That’s obviously true if Chelsea can’t avoid their looming transfer ban, but even if the ban gets stayed pending appeal, there’s a lot of work to be done. The frontline without Hazard consists of Willian, Pedro and the on loan Gonzalo Higuain, all of whom are on the wrong side of 30. Chrisitian Pulisic will be arriving, and he’s certainly an exciting young wing option, but he’s also not Eden Hazard, even if Chelsea hope he might become the same star level player in a year or three. Callum Hudson-Odoi may or may not be healthy and may or may not be transferring to Bayern Munich. Ruben Loftus-Cheek just suffered a ruptured achilles and the man he replaced in the lineup, Matteo Kovacic may or may not be headed back to Madrid when his loan spell ends. It is not only possible, but likely that only N’Golo Kante and Jorginho are likely to be long term starters on a Sarri side, and while Kante is obviously beyond reproach, there’s a whole lot of reproaching left to do when it comes to Jorginho’s ability to defend in space and the ease with which teams began taking him out of the game by man-marking him.
The case for natural progression and improvement under Sarri rests on increased tactical cohesion going forward. But that case is undercut by the fact that if Hazard leaves then most of the players, especially most of the attacking players, are going to need replacing and upgrading. Now, maybe it’s possible that the new players will be better suited to Sarri’s style (although Kovacic, Higuain and Jorginho were all brought in specifically for the Italian manager), and therefore will take to the system quickly, but even so, as Sarri enters his second year, from a personnel standpoint it’s likely to be as chaotic as his first.
There are, of course, reasons for optimism. In addition to the incoming Pulisic and the injured Loftus-Cheek and Hudson-Odoi there are a number of young talented prospects on the book at Chelsea. Guys like Mason Mount, Tammy Abraham (still), maybe even Michy Batshuayi are possible contributing players in attack. Beyond that, Chelsea have absolutely been willing to spend in recent seasons, and if they aren’t banned it’s reasonable to expect that they will be aggressively looking to add pieces to this team, especially in midfield.

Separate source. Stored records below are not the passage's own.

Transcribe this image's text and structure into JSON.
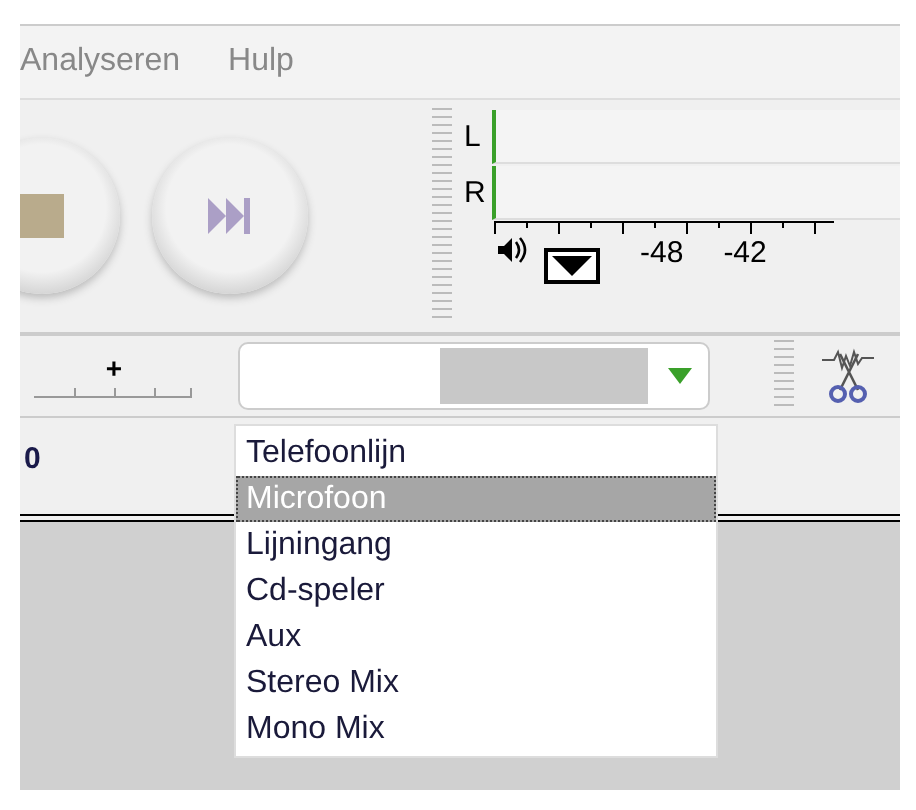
{
  "menu_bar": {
    "items": [
      {
        "label": "Analyseren"
      },
      {
        "label": "Hulp"
      }
    ]
  },
  "transport": {
    "buttons": [
      {
        "kind": "stop"
      },
      {
        "kind": "skip-end"
      }
    ]
  },
  "meter": {
    "channels": [
      {
        "label": "L",
        "level": 0
      },
      {
        "label": "R",
        "level": 0
      }
    ],
    "scale": [
      "-48",
      "-42"
    ]
  },
  "mixer": {
    "slider_mark": "+"
  },
  "input_select": {
    "options": [
      {
        "label": "Telefoonlijn",
        "selected": false
      },
      {
        "label": "Microfoon",
        "selected": true
      },
      {
        "label": "Lijningang",
        "selected": false
      },
      {
        "label": "Cd-speler",
        "selected": false
      },
      {
        "label": "Aux",
        "selected": false
      },
      {
        "label": "Stereo Mix",
        "selected": false
      },
      {
        "label": "Mono Mix",
        "selected": false
      }
    ]
  },
  "timeline": {
    "label": "0"
  }
}
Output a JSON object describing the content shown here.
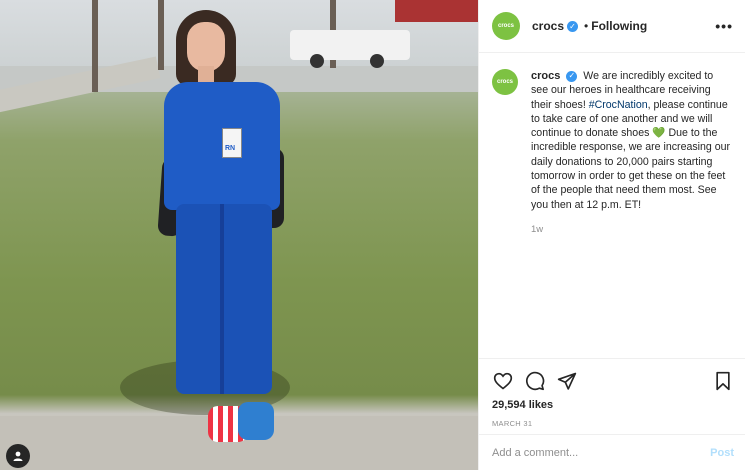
{
  "post": {
    "account": {
      "avatar_text": "crocs",
      "username": "crocs",
      "verified_glyph": "✓",
      "separator": "•",
      "follow_status": "Following"
    },
    "menu_glyph": "•••",
    "caption": {
      "username": "crocs",
      "text_before": "We are incredibly excited to see our heroes in healthcare receiving their shoes! ",
      "hashtag": "#CrocNation",
      "text_middle": ", please continue to take care of one another and we will continue to donate shoes ",
      "emoji": "💚",
      "text_after": "Due to the incredible response, we are increasing our daily donations to 20,000 pairs starting tomorrow in order to get these on the feet of the people that need them most. See you then at 12 p.m. ET!"
    },
    "age": "1w",
    "likes": "29,594 likes",
    "date": "MARCH 31",
    "comment_placeholder": "Add a comment...",
    "post_button": "Post",
    "photo_badge_text": "RN"
  },
  "icons": {
    "like": "heart-icon",
    "comment": "comment-icon",
    "share": "share-icon",
    "save": "bookmark-icon",
    "tagged_user": "user-icon"
  },
  "colors": {
    "brand_green": "#7dc242",
    "verified_blue": "#3897f0",
    "link_blue": "#00376b",
    "post_button_disabled": "#b2dffc"
  }
}
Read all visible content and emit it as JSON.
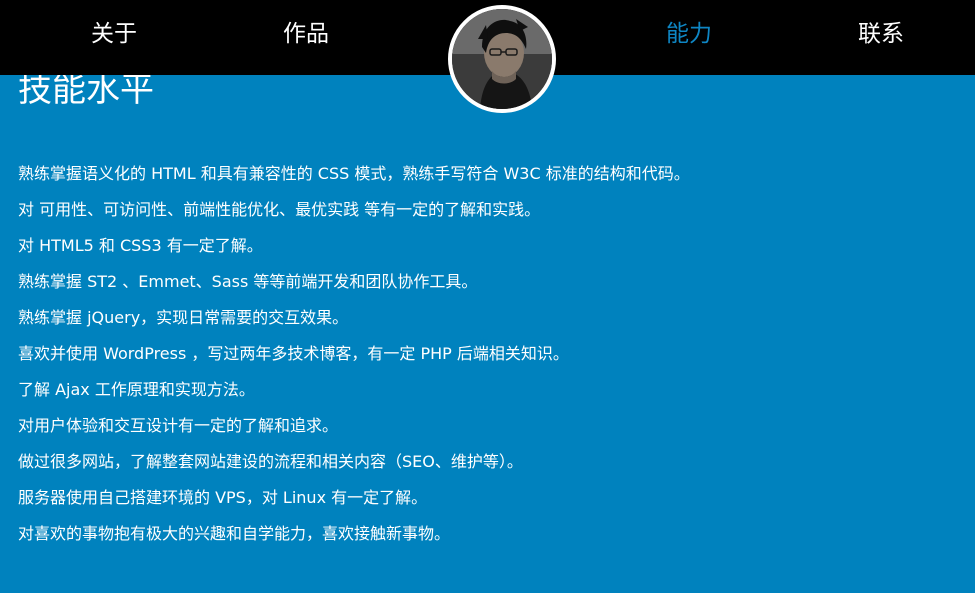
{
  "nav": {
    "items": [
      {
        "label": "关于"
      },
      {
        "label": "作品"
      },
      {
        "label": "能力"
      },
      {
        "label": "联系"
      }
    ],
    "active_color": "#0e86c4"
  },
  "colors": {
    "background": "#0082be",
    "navbar": "#000000",
    "text": "#ffffff"
  },
  "skills": {
    "title": "技能水平",
    "items": [
      "熟练掌握语义化的 HTML 和具有兼容性的 CSS 模式，熟练手写符合 W3C 标准的结构和代码。",
      "对 可用性、可访问性、前端性能优化、最优实践 等有一定的了解和实践。",
      "对 HTML5 和 CSS3 有一定了解。",
      "熟练掌握 ST2 、Emmet、Sass 等等前端开发和团队协作工具。",
      "熟练掌握 jQuery，实现日常需要的交互效果。",
      "喜欢并使用 WordPress ，写过两年多技术博客，有一定 PHP 后端相关知识。",
      "了解 Ajax 工作原理和实现方法。",
      "对用户体验和交互设计有一定的了解和追求。",
      "做过很多网站，了解整套网站建设的流程和相关内容（SEO、维护等）。",
      "服务器使用自己搭建环境的 VPS，对 Linux 有一定了解。",
      "对喜欢的事物抱有极大的兴趣和自学能力，喜欢接触新事物。"
    ]
  }
}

For much of Chelsea’s recent history the relationship between the transfer market and stability has been presented as a binary choice. Either the team can commit to staying the course, keeping their manager, and bringing through young talent, or they can splash the cash in the transfer market. But, given what their squad looks like, that’s no longer a choice. If Hazard goes then the team he leaves behind will both need to spend big and also need to get contributions for it’s handful of developing young players in order to keep moving in the right direction. Only doing one or the other will likely not be enough.
Chelsea had an acceptable season. They made the tiniest of strides in the right direction all while changing the way they played. But, the composition of their roster, and the possibility they’re losing their star means that the second step is going to be harder than the first. In order for Chelsea to progress from a contender for the Champions League places into a Champions League and Premier League contender themselves they’ve got a lot of work to do. That means the kids are going to have to step up and it means that their going to have to add big, impactful pieces this summer. If that happens, they way forward is clear. If not, well all the continuity in the world won’t get them enough points.
Header image courtesy of the Press Association